This implies that they share a common mental state and that internal experiences should be recognized as separate from external objects of perception. Huemer rebuts the main arguments used by philosophical skeptics to try to show that we cannot know anything about the world outside of the mind, as well as the arguments used by representationalists to try to show that we only perceive representations of external objects. Even having accepted their ineffability as a characteristic of experience, the existence of qualia still seems superfluous. Since Descartes, one of the central questions of Western philosophy has been that of how we know that the objects we seem to perceive are real. That is, because our perceptual experiences are direct, the knowledge we gain from them is also direct. For instance, one might see a coil of rope and mistake it for a snake.

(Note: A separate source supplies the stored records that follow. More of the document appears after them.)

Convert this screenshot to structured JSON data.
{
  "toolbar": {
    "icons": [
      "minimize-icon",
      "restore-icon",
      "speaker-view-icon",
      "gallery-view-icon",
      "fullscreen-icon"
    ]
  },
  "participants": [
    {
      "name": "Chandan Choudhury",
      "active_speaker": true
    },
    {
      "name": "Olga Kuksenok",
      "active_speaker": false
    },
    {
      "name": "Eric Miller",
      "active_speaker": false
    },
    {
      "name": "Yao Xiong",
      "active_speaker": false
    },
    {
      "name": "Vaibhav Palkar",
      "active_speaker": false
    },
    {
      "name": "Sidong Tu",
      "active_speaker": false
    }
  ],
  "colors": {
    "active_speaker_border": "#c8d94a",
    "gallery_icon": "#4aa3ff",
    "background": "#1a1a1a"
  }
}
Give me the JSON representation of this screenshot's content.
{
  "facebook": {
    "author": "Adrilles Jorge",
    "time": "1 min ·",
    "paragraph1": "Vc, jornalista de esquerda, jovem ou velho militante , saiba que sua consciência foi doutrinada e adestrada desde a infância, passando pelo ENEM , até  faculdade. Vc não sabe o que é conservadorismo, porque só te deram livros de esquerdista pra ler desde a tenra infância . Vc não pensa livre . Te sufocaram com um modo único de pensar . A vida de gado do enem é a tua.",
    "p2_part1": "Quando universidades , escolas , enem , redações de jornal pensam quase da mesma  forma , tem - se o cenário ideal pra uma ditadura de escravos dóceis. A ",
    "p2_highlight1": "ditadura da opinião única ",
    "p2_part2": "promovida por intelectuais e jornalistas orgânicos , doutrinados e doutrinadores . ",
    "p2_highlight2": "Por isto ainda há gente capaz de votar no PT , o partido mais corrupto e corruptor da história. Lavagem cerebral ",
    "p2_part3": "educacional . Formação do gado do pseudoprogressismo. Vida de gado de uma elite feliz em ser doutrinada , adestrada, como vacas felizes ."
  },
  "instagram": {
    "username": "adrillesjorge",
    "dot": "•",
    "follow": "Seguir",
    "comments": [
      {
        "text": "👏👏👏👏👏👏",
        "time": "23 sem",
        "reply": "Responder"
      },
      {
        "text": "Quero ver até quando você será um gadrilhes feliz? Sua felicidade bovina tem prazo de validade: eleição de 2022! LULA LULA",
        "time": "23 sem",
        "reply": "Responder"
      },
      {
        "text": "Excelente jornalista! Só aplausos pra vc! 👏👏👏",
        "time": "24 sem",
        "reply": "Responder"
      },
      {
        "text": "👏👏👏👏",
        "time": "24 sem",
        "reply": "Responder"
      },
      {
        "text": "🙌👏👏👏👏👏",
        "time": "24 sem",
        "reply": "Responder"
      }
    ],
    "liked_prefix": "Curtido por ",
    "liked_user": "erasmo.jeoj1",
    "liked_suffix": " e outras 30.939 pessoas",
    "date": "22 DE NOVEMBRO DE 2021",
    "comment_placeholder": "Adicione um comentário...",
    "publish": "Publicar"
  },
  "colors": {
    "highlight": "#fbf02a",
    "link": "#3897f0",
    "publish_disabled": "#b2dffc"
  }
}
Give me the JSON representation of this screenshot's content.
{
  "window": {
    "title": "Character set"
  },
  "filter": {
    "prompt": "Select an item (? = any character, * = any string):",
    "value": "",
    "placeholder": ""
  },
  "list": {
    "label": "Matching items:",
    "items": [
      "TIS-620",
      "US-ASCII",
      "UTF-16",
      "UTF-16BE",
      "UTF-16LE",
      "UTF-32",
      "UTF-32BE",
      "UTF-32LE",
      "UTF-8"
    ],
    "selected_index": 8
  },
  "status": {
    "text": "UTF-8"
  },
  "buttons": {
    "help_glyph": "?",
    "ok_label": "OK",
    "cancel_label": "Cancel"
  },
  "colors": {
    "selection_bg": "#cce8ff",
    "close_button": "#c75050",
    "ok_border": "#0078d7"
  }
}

We perceive external objects by having perceptual experiences, not by perceiving perceptual experiences. Without forcefulness, the experience is no longer a perceptual one: it is an imagination or a memory. Huemer could argue that one is inclined to judge that an experience is hallucinatory when it does not accord with his expectations of reality, correcting for errors in perception after the fact, but this raises two problems. How are 2 and 3 to be established? The two can have the same content — if one imagines a duck or sees one, the content is a duck in both cases. Representational content represents an object as being a certain way to the perceiver.